Purpose of Teaching

Inauguration Weekend: Innovation and Tradition

This weekend we celebrated the inauguration of Kathryn A. Morris as the 19th President of St. Lawrence University. I found it to be a hopeful and exciting event, and I look forward to Kate’s continued leadership. As well, the entire weekend reminded me of how much our trustees and alumni love this place and what SLU makes possible, and how important it is to balance a connection to tradition with a vision for the future of liberal education in these turbulent times. I firmly believe that Kate offers the leadership we need, and I also believe that we faculty must play a key role in sustaining connections to tradition while innovating in our classrooms and our curriculum.

With this in mind, I revisited Chris Marquart’s excellent UVM dissertation on living-learning communities at St. Lawrence. Of particular interest were the ways that our faculty were at the forefront of educational innovation. The FYP, living-learning communities, community-based learning: these were all very far ahead of their time.

I don’t want to engage in unhelpful nostalgia, but reading about SLU in the 1980s gave me a new appreciation for how hard it is to sustain an innovative spirit in higher education.

A name that came up several times in Marquart’s dissertation was Richard Guarasci, SLU professor and 18th President of Wagner College. He wrote an excellent (2006) article, “On the Challenge of Becoming the Good College,” one worth revisiting.

At the heart of Guarasci’s argument is that colleges need to continuously innovate, but educational changes must come from the passions and commitments of the faculty.

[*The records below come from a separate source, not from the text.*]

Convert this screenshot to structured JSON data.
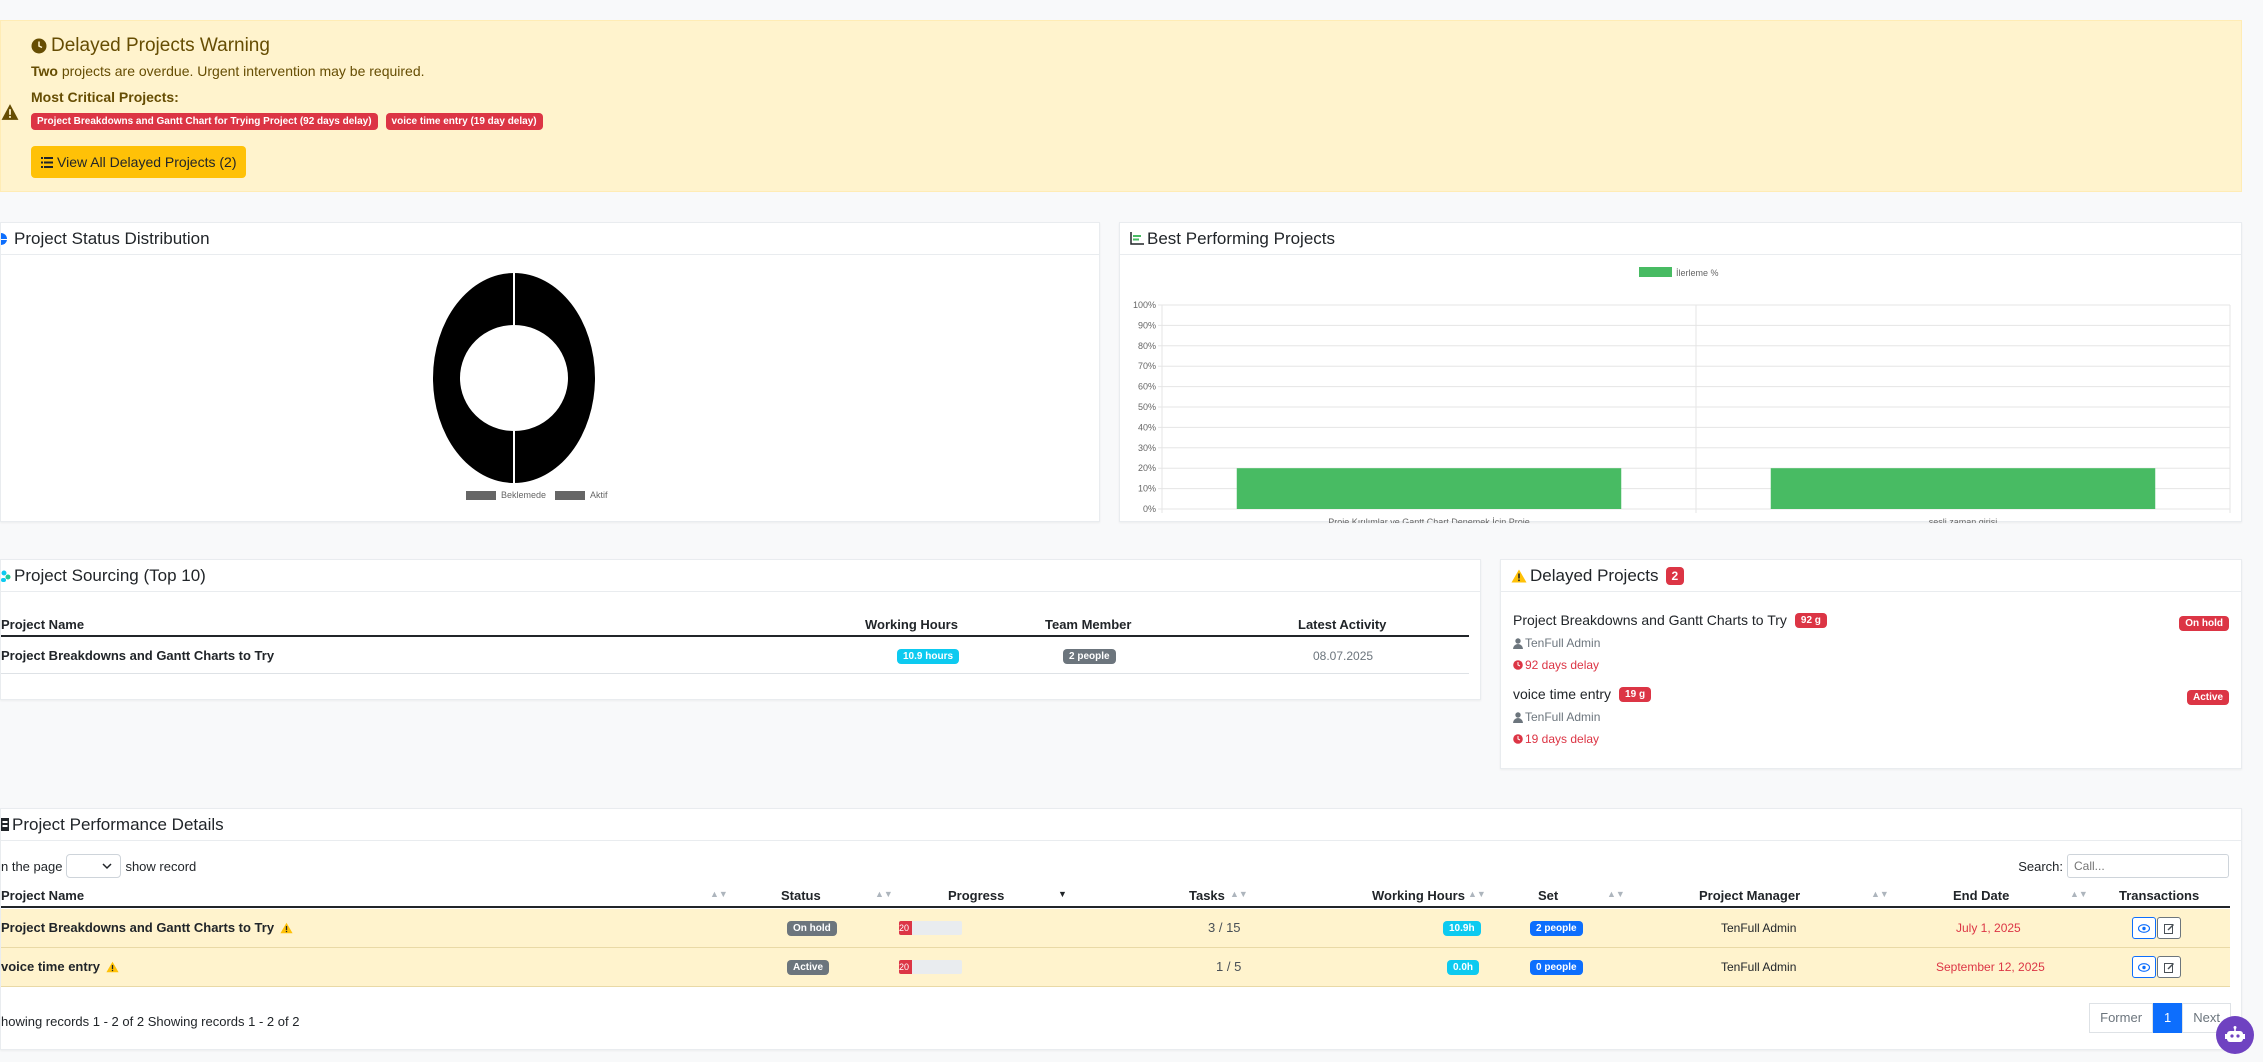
{
  "warning": {
    "title": "Delayed Projects Warning",
    "count_word": "Two",
    "text": " projects are overdue. Urgent intervention may be required.",
    "critical_label": "Most Critical Projects:",
    "critical": [
      "Project Breakdowns and Gantt Chart for Trying Project (92 days delay)",
      "voice time entry (19 day delay)"
    ],
    "button": "View All Delayed Projects (2)"
  },
  "status_chart": {
    "title": "Project Status Distribution",
    "legend": [
      "Beklemede",
      "Aktif"
    ]
  },
  "best_chart": {
    "title": "Best Performing Projects"
  },
  "chart_data": {
    "type": "bar",
    "categories": [
      "Proje Kırılımlar ve Gantt Chart Denemek İçin Proje",
      "sesli zaman girişi"
    ],
    "series": [
      {
        "name": "İlerleme %",
        "values": [
          20,
          20
        ],
        "color": "#48bb63"
      }
    ],
    "ylim": [
      0,
      100
    ],
    "yticks": [
      "0%",
      "10%",
      "20%",
      "30%",
      "40%",
      "50%",
      "60%",
      "70%",
      "80%",
      "90%",
      "100%"
    ],
    "grid": true,
    "legend": "top"
  },
  "sourcing": {
    "title": "Project Sourcing (Top 10)",
    "columns": [
      "Project Name",
      "Working Hours",
      "Team Member",
      "Latest Activity"
    ],
    "rows": [
      {
        "name": "Project Breakdowns and Gantt Charts to Try",
        "hours": "10.9 hours",
        "team": "2 people",
        "activity": "08.07.2025"
      }
    ]
  },
  "delayed": {
    "title": "Delayed Projects",
    "count": "2",
    "items": [
      {
        "name": "Project Breakdowns and Gantt Charts to Try",
        "badge": "92 g",
        "user": "TenFull Admin",
        "delay": "92 days delay",
        "status": "On hold"
      },
      {
        "name": "voice time entry",
        "badge": "19 g",
        "user": "TenFull Admin",
        "delay": "19 days delay",
        "status": "Active"
      }
    ]
  },
  "perf": {
    "title": "Project Performance Details",
    "on_page": "n the page",
    "show_record": "show record",
    "search_label": "Search:",
    "search_placeholder": "Call...",
    "columns": [
      "Project Name",
      "Status",
      "Progress",
      "Tasks",
      "Working Hours",
      "Set",
      "Project Manager",
      "End Date",
      "Transactions"
    ],
    "rows": [
      {
        "name": "Project Breakdowns and Gantt Charts to Try",
        "status": "On hold",
        "progress_label": "20",
        "progress": 20,
        "tasks": "3 / 15",
        "hours": "10.9h",
        "set": "2 people",
        "manager": "TenFull Admin",
        "end": "July 1, 2025"
      },
      {
        "name": "voice time entry",
        "status": "Active",
        "progress_label": "20",
        "progress": 20,
        "tasks": "1 / 5",
        "hours": "0.0h",
        "set": "0 people",
        "manager": "TenFull Admin",
        "end": "September 12, 2025"
      }
    ],
    "footer": "howing records 1 - 2 of 2 Showing records 1 - 2 of 2",
    "pager": {
      "prev": "Former",
      "page": "1",
      "next": "Next"
    }
  },
  "colors": {
    "warning_bg": "#fff3cd",
    "danger": "#dc3545",
    "success": "#48bb63",
    "primary": "#0d6efd",
    "info": "#0dcaf0"
  }
}
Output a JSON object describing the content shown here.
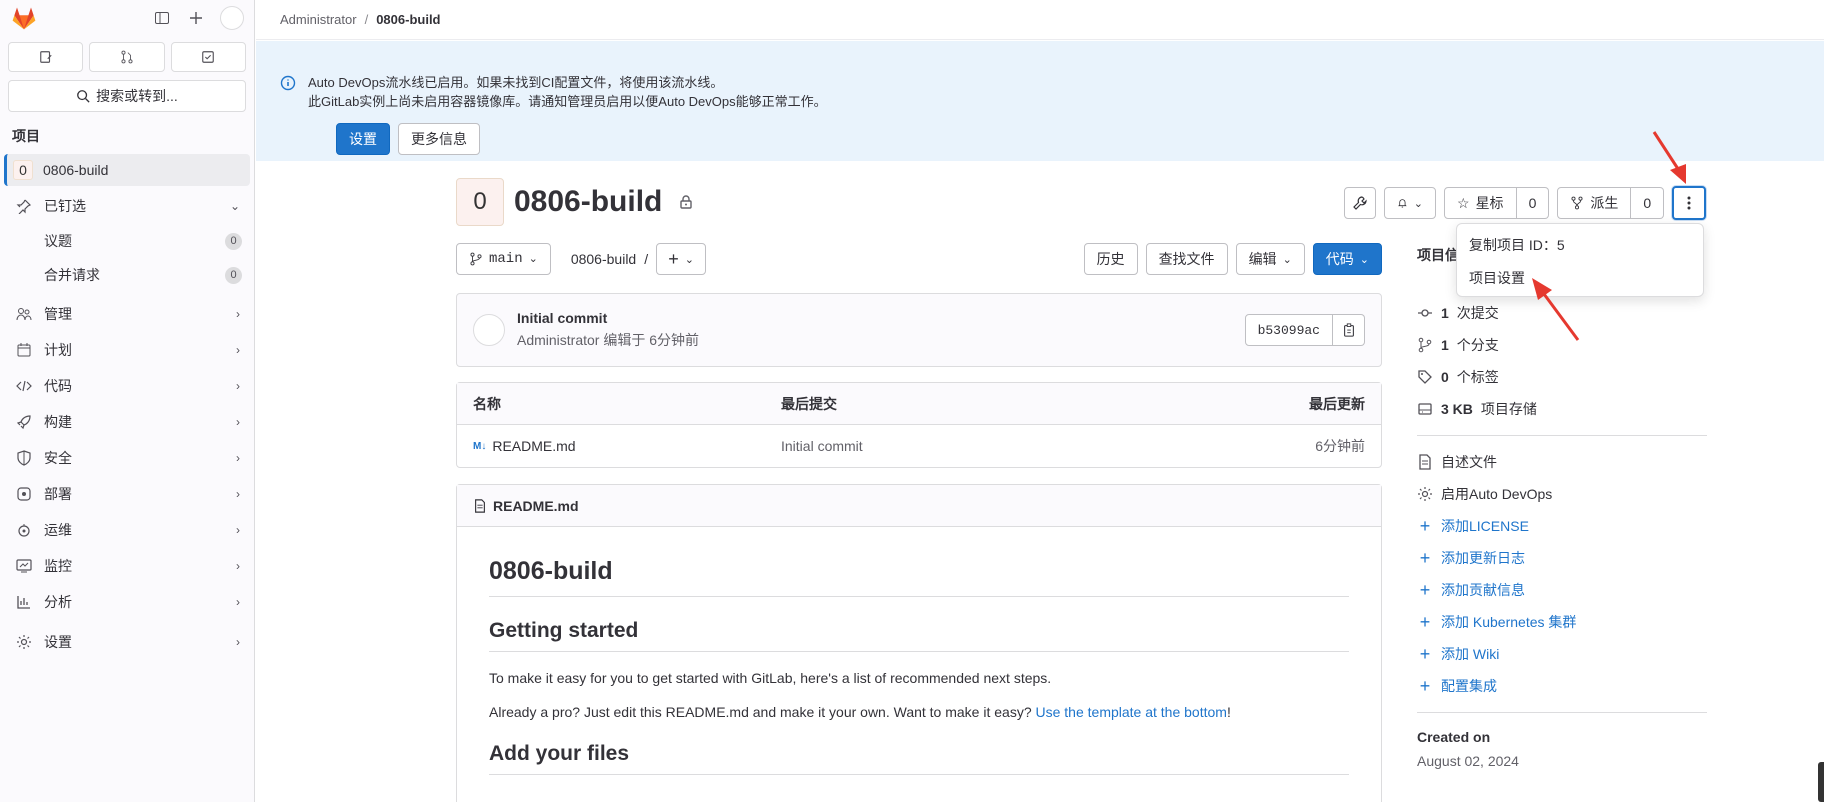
{
  "sidebar": {
    "search_placeholder": "搜索或转到...",
    "section_title": "项目",
    "project_initial": "0",
    "project_name": "0806-build",
    "pinned": {
      "label": "已钉选",
      "items": [
        {
          "label": "议题",
          "count": "0"
        },
        {
          "label": "合并请求",
          "count": "0"
        }
      ]
    },
    "nav": [
      {
        "label": "管理",
        "icon": "users-icon"
      },
      {
        "label": "计划",
        "icon": "calendar-icon"
      },
      {
        "label": "代码",
        "icon": "code-icon"
      },
      {
        "label": "构建",
        "icon": "rocket-icon"
      },
      {
        "label": "安全",
        "icon": "shield-icon"
      },
      {
        "label": "部署",
        "icon": "deploy-icon"
      },
      {
        "label": "运维",
        "icon": "monitor-icon"
      },
      {
        "label": "监控",
        "icon": "chart-icon"
      },
      {
        "label": "分析",
        "icon": "analytics-icon"
      }
    ],
    "settings_label": "设置"
  },
  "breadcrumb": {
    "parent": "Administrator",
    "current": "0806-build"
  },
  "banner": {
    "line1": "Auto DevOps流水线已启用。如果未找到CI配置文件，将使用该流水线。",
    "line2": "此GitLab实例上尚未启用容器镜像库。请通知管理员启用以便Auto DevOps能够正常工作。",
    "primary_btn": "设置",
    "secondary_btn": "更多信息"
  },
  "project": {
    "initial": "0",
    "title": "0806-build",
    "star_label": "星标",
    "star_count": "0",
    "fork_label": "派生",
    "fork_count": "0"
  },
  "dropdown": {
    "items": [
      "复制项目 ID：5",
      "项目设置"
    ]
  },
  "repo": {
    "branch": "main",
    "path": "0806-build",
    "path_sep": "/",
    "history_btn": "历史",
    "find_file_btn": "查找文件",
    "edit_btn": "编辑",
    "code_btn": "代码"
  },
  "commit": {
    "title": "Initial commit",
    "meta": "Administrator 编辑于 6分钟前",
    "sha": "b53099ac"
  },
  "file_table": {
    "headers": {
      "name": "名称",
      "last_commit": "最后提交",
      "last_update": "最后更新"
    },
    "rows": [
      {
        "icon": "M↓",
        "name": "README.md",
        "commit": "Initial commit",
        "updated": "6分钟前"
      }
    ]
  },
  "readme": {
    "filename": "README.md",
    "h1": "0806-build",
    "h2a": "Getting started",
    "p1": "To make it easy for you to get started with GitLab, here's a list of recommended next steps.",
    "p2_prefix": "Already a pro? Just edit this README.md and make it your own. Want to make it easy? ",
    "p2_link": "Use the template at the bottom",
    "p2_suffix": "!",
    "h2b": "Add your files"
  },
  "aside": {
    "title": "项目信",
    "stats": [
      {
        "bold": "1",
        "text": "次提交"
      },
      {
        "bold": "1",
        "text": "个分支"
      },
      {
        "bold": "0",
        "text": "个标签"
      },
      {
        "bold": "3 KB",
        "text": "项目存储"
      }
    ],
    "readme_label": "自述文件",
    "autodevops_label": "启用Auto DevOps",
    "links": [
      "添加LICENSE",
      "添加更新日志",
      "添加贡献信息",
      "添加 Kubernetes 集群",
      "添加 Wiki",
      "配置集成"
    ],
    "created_label": "Created on",
    "created_value": "August 02, 2024"
  },
  "colors": {
    "accent": "#1f75cb",
    "banner_bg": "#e9f3fc",
    "arrow": "#e5392f"
  }
}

Unfortunately, as Guarasci notes, “It might be said that two universal conditions of faculty members are exhaustion and anxiety” (p. 19). If this was the case in 2006, how much more so in 2022.

Guarasci lists 6 lessons for effective change, and they are worth heeding today. Though exhaustion and anxiety may make disconnection feel like the safest option, I think Guarasci is absolutely right to counsel more connection. We need to reconnect with what brings us joy in our work, and we need to reconnect with the passions and talents of our colleagues and leaders. Drawing on the work of William Sullivan, he suggests the ideal of the “civic professional,” the faculty member who sees the wellbeing of the college as uniquely and importantly interconnected with their wellbeing.

Looking at the history of St. Lawrence’s lasting reforms, I hope we can embrace this ideal of the civic professional. In this way, we will create the programs and traditions that colleagues will look back on with appreciation 40 years from now.